[Exercise details]:
The response must contain the complete data, printed exactly.

[Source data]:

╔══

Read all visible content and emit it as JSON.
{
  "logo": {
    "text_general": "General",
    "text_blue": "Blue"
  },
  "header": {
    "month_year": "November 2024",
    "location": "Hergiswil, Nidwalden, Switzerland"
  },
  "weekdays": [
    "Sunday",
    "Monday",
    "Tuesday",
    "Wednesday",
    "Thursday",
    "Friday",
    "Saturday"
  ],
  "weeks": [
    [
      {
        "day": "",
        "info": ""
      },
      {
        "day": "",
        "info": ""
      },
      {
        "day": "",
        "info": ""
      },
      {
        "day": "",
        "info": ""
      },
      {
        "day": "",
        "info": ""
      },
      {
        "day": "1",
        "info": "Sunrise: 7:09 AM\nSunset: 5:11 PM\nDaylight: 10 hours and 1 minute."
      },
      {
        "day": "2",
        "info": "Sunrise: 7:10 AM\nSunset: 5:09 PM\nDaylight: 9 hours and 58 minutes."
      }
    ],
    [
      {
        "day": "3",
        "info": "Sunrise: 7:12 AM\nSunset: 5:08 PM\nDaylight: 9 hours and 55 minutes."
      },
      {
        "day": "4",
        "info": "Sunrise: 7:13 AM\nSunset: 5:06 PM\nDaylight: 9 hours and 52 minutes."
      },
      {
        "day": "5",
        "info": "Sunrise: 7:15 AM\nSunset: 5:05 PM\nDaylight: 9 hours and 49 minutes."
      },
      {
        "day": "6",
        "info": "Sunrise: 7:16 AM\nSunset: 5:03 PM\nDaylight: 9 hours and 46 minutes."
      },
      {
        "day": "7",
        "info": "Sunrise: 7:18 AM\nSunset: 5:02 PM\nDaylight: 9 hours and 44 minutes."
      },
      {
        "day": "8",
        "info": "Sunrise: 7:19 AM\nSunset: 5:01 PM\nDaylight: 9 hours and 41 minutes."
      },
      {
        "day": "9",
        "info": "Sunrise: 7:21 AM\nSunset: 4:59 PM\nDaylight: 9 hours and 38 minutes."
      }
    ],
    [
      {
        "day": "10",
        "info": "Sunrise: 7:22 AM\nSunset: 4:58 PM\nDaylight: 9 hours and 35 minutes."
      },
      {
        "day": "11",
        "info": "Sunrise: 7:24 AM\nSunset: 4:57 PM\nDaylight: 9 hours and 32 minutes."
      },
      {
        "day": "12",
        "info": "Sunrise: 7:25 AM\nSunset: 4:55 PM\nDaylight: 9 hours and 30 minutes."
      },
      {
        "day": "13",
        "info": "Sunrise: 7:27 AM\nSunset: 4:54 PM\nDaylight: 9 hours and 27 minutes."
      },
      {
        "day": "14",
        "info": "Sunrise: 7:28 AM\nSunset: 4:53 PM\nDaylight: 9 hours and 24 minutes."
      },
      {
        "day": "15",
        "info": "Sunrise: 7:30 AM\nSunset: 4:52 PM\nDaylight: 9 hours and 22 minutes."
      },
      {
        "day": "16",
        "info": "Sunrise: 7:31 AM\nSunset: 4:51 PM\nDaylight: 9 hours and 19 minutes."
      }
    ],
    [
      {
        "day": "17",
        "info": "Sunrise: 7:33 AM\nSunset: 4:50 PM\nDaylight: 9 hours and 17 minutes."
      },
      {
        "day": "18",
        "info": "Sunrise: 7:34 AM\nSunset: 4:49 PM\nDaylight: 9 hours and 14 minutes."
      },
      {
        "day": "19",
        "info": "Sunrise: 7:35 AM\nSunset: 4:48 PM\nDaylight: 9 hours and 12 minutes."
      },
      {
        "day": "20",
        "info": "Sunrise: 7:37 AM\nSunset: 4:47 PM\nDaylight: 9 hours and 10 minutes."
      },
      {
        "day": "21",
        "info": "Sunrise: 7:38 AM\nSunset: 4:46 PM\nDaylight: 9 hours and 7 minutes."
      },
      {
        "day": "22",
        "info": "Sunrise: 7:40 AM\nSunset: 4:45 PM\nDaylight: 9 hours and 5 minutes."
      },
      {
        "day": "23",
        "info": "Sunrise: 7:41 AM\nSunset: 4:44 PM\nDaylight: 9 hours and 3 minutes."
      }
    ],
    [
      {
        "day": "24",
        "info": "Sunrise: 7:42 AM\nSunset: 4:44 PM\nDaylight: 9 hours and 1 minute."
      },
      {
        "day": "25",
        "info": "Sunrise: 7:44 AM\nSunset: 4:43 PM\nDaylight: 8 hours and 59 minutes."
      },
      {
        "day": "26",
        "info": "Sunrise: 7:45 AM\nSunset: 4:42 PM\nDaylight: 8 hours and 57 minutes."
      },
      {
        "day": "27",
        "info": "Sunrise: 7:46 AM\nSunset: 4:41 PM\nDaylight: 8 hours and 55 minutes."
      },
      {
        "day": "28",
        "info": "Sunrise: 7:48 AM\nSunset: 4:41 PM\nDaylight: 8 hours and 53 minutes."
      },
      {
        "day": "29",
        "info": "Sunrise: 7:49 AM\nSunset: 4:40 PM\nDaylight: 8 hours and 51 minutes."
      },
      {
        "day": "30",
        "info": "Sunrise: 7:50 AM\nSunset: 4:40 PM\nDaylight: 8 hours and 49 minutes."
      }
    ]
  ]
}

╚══

[Your solution]:
Read all visible content and emit it as JSON.
{
  "logo": {
    "text_general": "General",
    "text_blue": "Blue"
  },
  "header": {
    "month_year": "November 2024",
    "location": "Hergiswil, Nidwalden, Switzerland"
  },
  "weekdays": [
    "Sunday",
    "Monday",
    "Tuesday",
    "Wednesday",
    "Thursday",
    "Friday",
    "Saturday"
  ],
  "weeks": [
    [
      {
        "day": "",
        "info": ""
      },
      {
        "day": "",
        "info": ""
      },
      {
        "day": "",
        "info": ""
      },
      {
        "day": "",
        "info": ""
      },
      {
        "day": "",
        "info": ""
      },
      {
        "day": "1",
        "info": "Sunrise: 7:09 AM\nSunset: 5:11 PM\nDaylight: 10 hours and 1 minute."
      },
      {
        "day": "2",
        "info": "Sunrise: 7:10 AM\nSunset: 5:09 PM\nDaylight: 9 hours and 58 minutes."
      }
    ],
    [
      {
        "day": "3",
        "info": "Sunrise: 7:12 AM\nSunset: 5:08 PM\nDaylight: 9 hours and 55 minutes."
      },
      {
        "day": "4",
        "info": "Sunrise: 7:13 AM\nSunset: 5:06 PM\nDaylight: 9 hours and 52 minutes."
      },
      {
        "day": "5",
        "info": "Sunrise: 7:15 AM\nSunset: 5:05 PM\nDaylight: 9 hours and 49 minutes."
      },
      {
        "day": "6",
        "info": "Sunrise: 7:16 AM\nSunset: 5:03 PM\nDaylight: 9 hours and 46 minutes."
      },
      {
        "day": "7",
        "info": "Sunrise: 7:18 AM\nSunset: 5:02 PM\nDaylight: 9 hours and 44 minutes."
      },
      {
        "day": "8",
        "info": "Sunrise: 7:19 AM\nSunset: 5:01 PM\nDaylight: 9 hours and 41 minutes."
      },
      {
        "day": "9",
        "info": "Sunrise: 7:21 AM\nSunset: 4:59 PM\nDaylight: 9 hours and 38 minutes."
      }
    ],
    [
      {
        "day": "10",
        "info": "Sunrise: 7:22 AM\nSunset: 4:58 PM\nDaylight: 9 hours and 35 minutes."
      },
      {
        "day": "11",
        "info": "Sunrise: 7:24 AM\nSunset: 4:57 PM\nDaylight: 9 hours and 32 minutes."
      },
      {
        "day": "12",
        "info": "Sunrise: 7:25 AM\nSunset: 4:55 PM\nDaylight: 9 hours and 30 minutes."
      },
      {
        "day": "13",
        "info": "Sunrise: 7:27 AM\nSunset: 4:54 PM\nDaylight: 9 hours and 27 minutes."
      },
      {
        "day": "14",
        "info": "Sunrise: 7:28 AM\nSunset: 4:53 PM\nDaylight: 9 hours and 24 minutes."
      },
      {
        "day": "15",
        "info": "Sunrise: 7:30 AM\nSunset: 4:52 PM\nDaylight: 9 hours and 22 minutes."
      },
      {
        "day": "16",
        "info": "Sunrise: 7:31 AM\nSunset: 4:51 PM\nDaylight: 9 hours and 19 minutes."
      }
    ],
    [
      {
        "day": "17",
        "info": "Sunrise: 7:33 AM\nSunset: 4:50 PM\nDaylight: 9 hours and 17 minutes."
      },
      {
        "day": "18",
        "info": "Sunrise: 7:34 AM\nSunset: 4:49 PM\nDaylight: 9 hours and 14 minutes."
      },
      {
        "day": "19",
        "info": "Sunrise: 7:35 AM\nSunset: 4:48 PM\nDaylight: 9 hours and 12 minutes."
      },
      {
        "day": "20",
        "info": "Sunrise: 7:37 AM\nSunset: 4:47 PM\nDaylight: 9 hours and 10 minutes."
      },
      {
        "day": "21",
        "info": "Sunrise: 7:38 AM\nSunset: 4:46 PM\nDaylight: 9 hours and 7 minutes."
      },
      {
        "day": "22",
        "info": "Sunrise: 7:40 AM\nSunset: 4:45 PM\nDaylight: 9 hours and 5 minutes."
      },
      {
        "day": "23",
        "info": "Sunrise: 7:41 AM\nSunset: 4:44 PM\nDaylight: 9 hours and 3 minutes."
      }
    ],
    [
      {
        "day": "24",
        "info": "Sunrise: 7:42 AM\nSunset: 4:44 PM\nDaylight: 9 hours and 1 minute."
      },
      {
        "day": "25",
        "info": "Sunrise: 7:44 AM\nSunset: 4:43 PM\nDaylight: 8 hours and 59 minutes."
      },
      {
        "day": "26",
        "info": "Sunrise: 7:45 AM\nSunset: 4:42 PM\nDaylight: 8 hours and 57 minutes."
      },
      {
        "day": "27",
        "info": "Sunrise: 7:46 AM\nSunset: 4:41 PM\nDaylight: 8 hours and 55 minutes."
      },
      {
        "day": "28",
        "info": "Sunrise: 7:48 AM\nSunset: 4:41 PM\nDaylight: 8 hours and 53 minutes."
      },
      {
        "day": "29",
        "info": "Sunrise: 7:49 AM\nSunset: 4:40 PM\nDaylight: 8 hours and 51 minutes."
      },
      {
        "day": "30",
        "info": "Sunrise: 7:50 AM\nSunset: 4:40 PM\nDaylight: 8 hours and 49 minutes."
      }
    ]
  ]
}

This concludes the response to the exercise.